What is it? Students explore multiple texts or images that are placed around the room in order to share student work, examine multiple historical documents or respond to a collection of quotations.
How Does It Work? Generate Questions and Write Questions
Think of four to five questions to use around a central social studies concept and write them ahead of time on chart paper. For larger classes, you can either write more questions or repeat the same set of four to five questions, posting the same question set in different sections of the class. Write one question for one sheet of paper and post the questions on the wall around the class, giving sufficient separation space between sheets.
Group Students and Assign Roles
Arrange students into teams of three to five. Provide each group with a different colored marker. If cooperative learning techniques will be used, assign roles like leader, reporter, monitor, and recorder. The role should be alternated between each team member.
Begin Gallery Walk
Direct teams to different charts. Upon arriving at the chart, each team writes comments for the question posed. To avoid chart clutter and rambling comments, encourage the recorder to write in a bulleted format closest to the top of the chart.
Rotate to Chart and Add Content
After a short period of time, around three to five minutes depending upon the question, say “rotate.” The group then rotates, clockwise, to the next chart and adds new comments and responds to comments left by the previous group.
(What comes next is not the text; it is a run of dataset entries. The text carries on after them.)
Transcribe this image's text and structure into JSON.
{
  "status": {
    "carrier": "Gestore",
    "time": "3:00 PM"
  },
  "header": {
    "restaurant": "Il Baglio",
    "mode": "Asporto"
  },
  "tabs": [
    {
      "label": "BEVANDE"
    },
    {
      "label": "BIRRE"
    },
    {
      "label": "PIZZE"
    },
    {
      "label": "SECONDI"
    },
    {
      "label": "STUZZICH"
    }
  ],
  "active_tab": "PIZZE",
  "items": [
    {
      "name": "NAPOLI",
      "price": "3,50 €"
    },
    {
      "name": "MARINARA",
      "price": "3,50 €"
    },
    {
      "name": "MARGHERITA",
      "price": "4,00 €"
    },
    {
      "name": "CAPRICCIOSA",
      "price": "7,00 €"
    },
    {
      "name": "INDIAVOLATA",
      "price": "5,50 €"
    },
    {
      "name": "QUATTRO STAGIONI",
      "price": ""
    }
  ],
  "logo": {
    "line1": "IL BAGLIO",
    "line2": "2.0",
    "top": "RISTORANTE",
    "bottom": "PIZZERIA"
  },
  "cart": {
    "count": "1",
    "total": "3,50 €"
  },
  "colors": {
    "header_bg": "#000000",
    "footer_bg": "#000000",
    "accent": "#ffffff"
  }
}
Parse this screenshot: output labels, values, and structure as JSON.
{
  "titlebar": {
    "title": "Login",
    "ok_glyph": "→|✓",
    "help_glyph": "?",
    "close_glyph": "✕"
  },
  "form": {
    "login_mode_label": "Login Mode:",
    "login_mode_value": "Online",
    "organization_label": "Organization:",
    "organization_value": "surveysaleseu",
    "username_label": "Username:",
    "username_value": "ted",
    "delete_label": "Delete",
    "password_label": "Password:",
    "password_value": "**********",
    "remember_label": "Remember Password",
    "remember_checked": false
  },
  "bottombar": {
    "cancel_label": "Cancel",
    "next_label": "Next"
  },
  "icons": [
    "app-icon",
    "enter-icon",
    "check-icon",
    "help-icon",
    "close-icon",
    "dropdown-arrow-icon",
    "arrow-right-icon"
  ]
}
To involve all group members, switch recorders at each station.
Instructor Monitors Progress
As groups rotate, the instructor nurtures student discussion and involves all group members. Be ready to rephrase questions or to provide hints if students either don't understand or misinterpret questions; be ready to provide instructions for those that still don't understand how to conduct a Gallery Walk.
To spur discussion, ask questions like "Your group seems to think ..... about this issue. How would you rephrase or summarize what has been discussed so far?" or "What similarities and differences do you see between the responses you are giving at this station and what was summarized at the last station?" On a personal level: encourage developing ideas and praise insight. Couch criticism constructively.
Return to Starting Point
Teams continue to review the answers already contributed by previous groups, adding their own comments. This procedure continues until groups have visited all stations and return to the station at which they started. Instruct students to record their original (starting) question and to sit down in their teams to begin the "Report Out" stage.
In the “Report Out” stage, the group synthesizes what has been written about their original discussion question. Allow about ten minutes for the group to synthesize comments. The “reporter” chosen earlier, summarizes the group's comments with the help of other group members and makes an oral presentation to the class using the blackboard or on an overhead projector. The oral report should not exceed five minutes in length. Alternatively, students can write a written report composed either individually or as a group.
Gauge for Student Understanding
During “Report Out” stage, the instructor reinforces correctly expressed concepts and corrects for misconceptions and errors. What, for example, did students seem to readily understand? What did they find difficult and how can I adjust my teaching to accommodate students?
What is it? The Headline News Summary is an adaptation of “Somebody Wanted But So” created by John Antonetti. It is a graphic organizer that helps students summarize information.
Elementary students in primary grades may use the SWBS (Somebody/Wanted/But/So) version of the strategy.
How Does It Work? Students acquire information. Their reading or use of other media should be directed at acquiring information that helps them master a unit understanding. The strategy works best when the content can be expressed as a narrative.
Students summarize using the graphic organizer. They compose brief sentences that “tell the story” of the narrative. The organizer helps them compress the main ideas of a long narrative into a few sentences.
Debriefing. Use the organizer as an exit slip to be graded, have students check their work with others, or take samples from the class for discussion in a large group format.
Why use it?
Summarization is a “high yield” strategy because it forces students to interact with information rather than simply copying it. The Headline News Summary is perfect strategy for social studies because it can help students sift through information to find the “big ideas”.
The Unit Understanding (what the teacher wants students to learn):
Africa’s colonial past fostered a legacy of ethnic conflict and other problems.
Assignment: Use the notes you took from the reading on the problems created by imperialism in Africa to create a brief summary using the Headline News Summary graphic organizer. Check your work with your partner then turn it in as an exit slip. We’ll staple them in your notebooks tomorrow.
wanted to be free to live in tribal groups within traditional boundaries
they began to fight each other because of the problems caused by imperialism
today they still struggle with problems of ethnic violence and other economic and social issues.
SUMMARY: The people in Africa wanted to be free to live in tribal groups within traditional boundaries but the powerful nations of Europe came and exploited them as colonies. So they were forced to fight for their freedom and then they began to fight each other because of the problems caused by imperialism. So, today they still struggle with problems of ethnic violence and other economic and social issues.